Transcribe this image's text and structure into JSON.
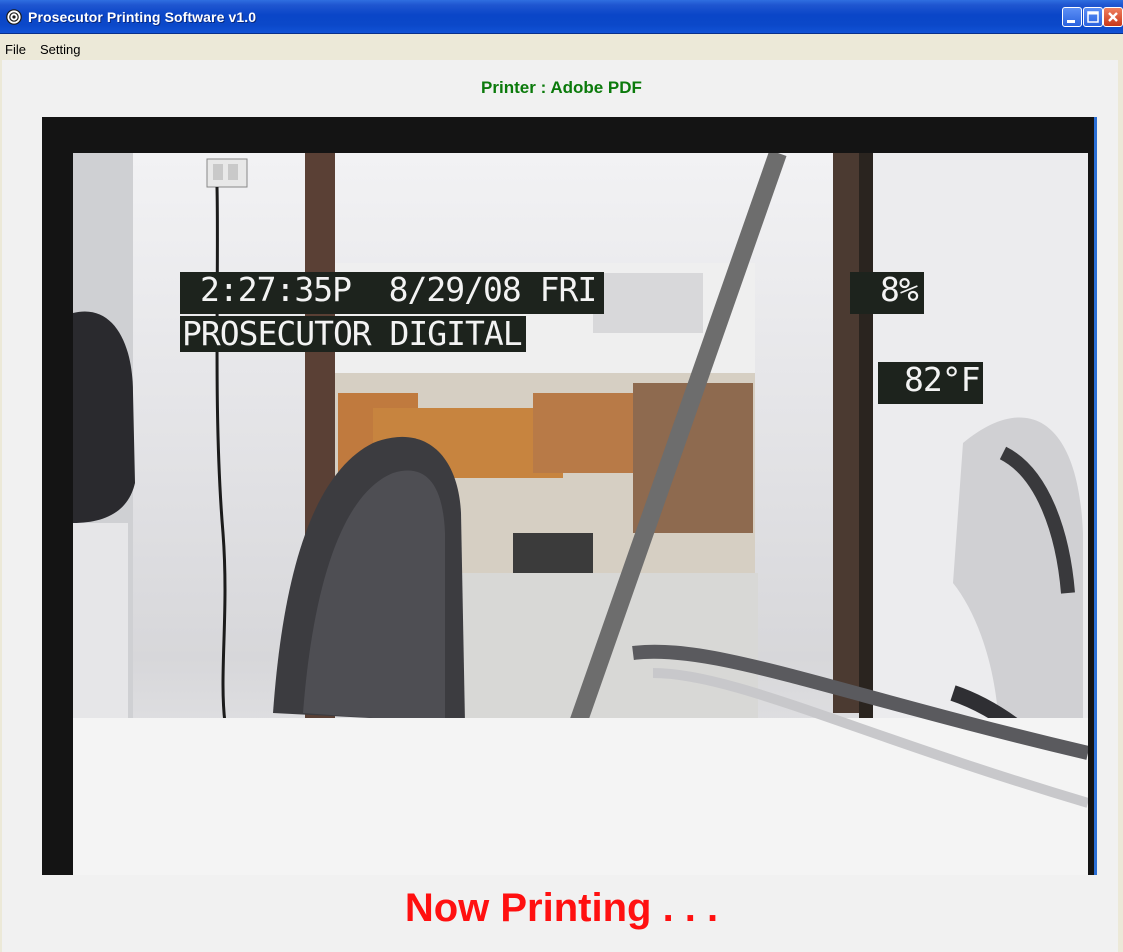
{
  "window": {
    "title": "Prosecutor Printing Software v1.0",
    "app_icon": "app-icon",
    "controls": [
      "minimize-icon",
      "maximize-icon",
      "close-icon"
    ]
  },
  "menu": {
    "items": [
      {
        "label": "File"
      },
      {
        "label": "Setting"
      }
    ]
  },
  "printer": {
    "label": "Printer : Adobe PDF",
    "color": "#0b7a0b"
  },
  "video": {
    "overlay": {
      "time_date": "2:27:35P  8/29/08 FRI",
      "caption": "PROSECUTOR DIGITAL",
      "humidity": "8%",
      "temperature": "82°F"
    }
  },
  "status": {
    "text": "Now Printing . . .",
    "color": "#ff1010"
  }
}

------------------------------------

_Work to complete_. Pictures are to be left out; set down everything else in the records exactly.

_Reply to the exercise_.
Transcribe this image's text and structure into JSON.
{
  "window": {
    "title": "Prosecutor Printing Software v1.0",
    "app_icon": "app-icon",
    "controls": [
      "minimize-icon",
      "maximize-icon",
      "close-icon"
    ]
  },
  "menu": {
    "items": [
      {
        "label": "File"
      },
      {
        "label": "Setting"
      }
    ]
  },
  "printer": {
    "label": "Printer : Adobe PDF",
    "color": "#0b7a0b"
  },
  "video": {
    "overlay": {
      "time_date": "2:27:35P  8/29/08 FRI",
      "caption": "PROSECUTOR DIGITAL",
      "humidity": "8%",
      "temperature": "82°F"
    }
  },
  "status": {
    "text": "Now Printing . . .",
    "color": "#ff1010"
  }
}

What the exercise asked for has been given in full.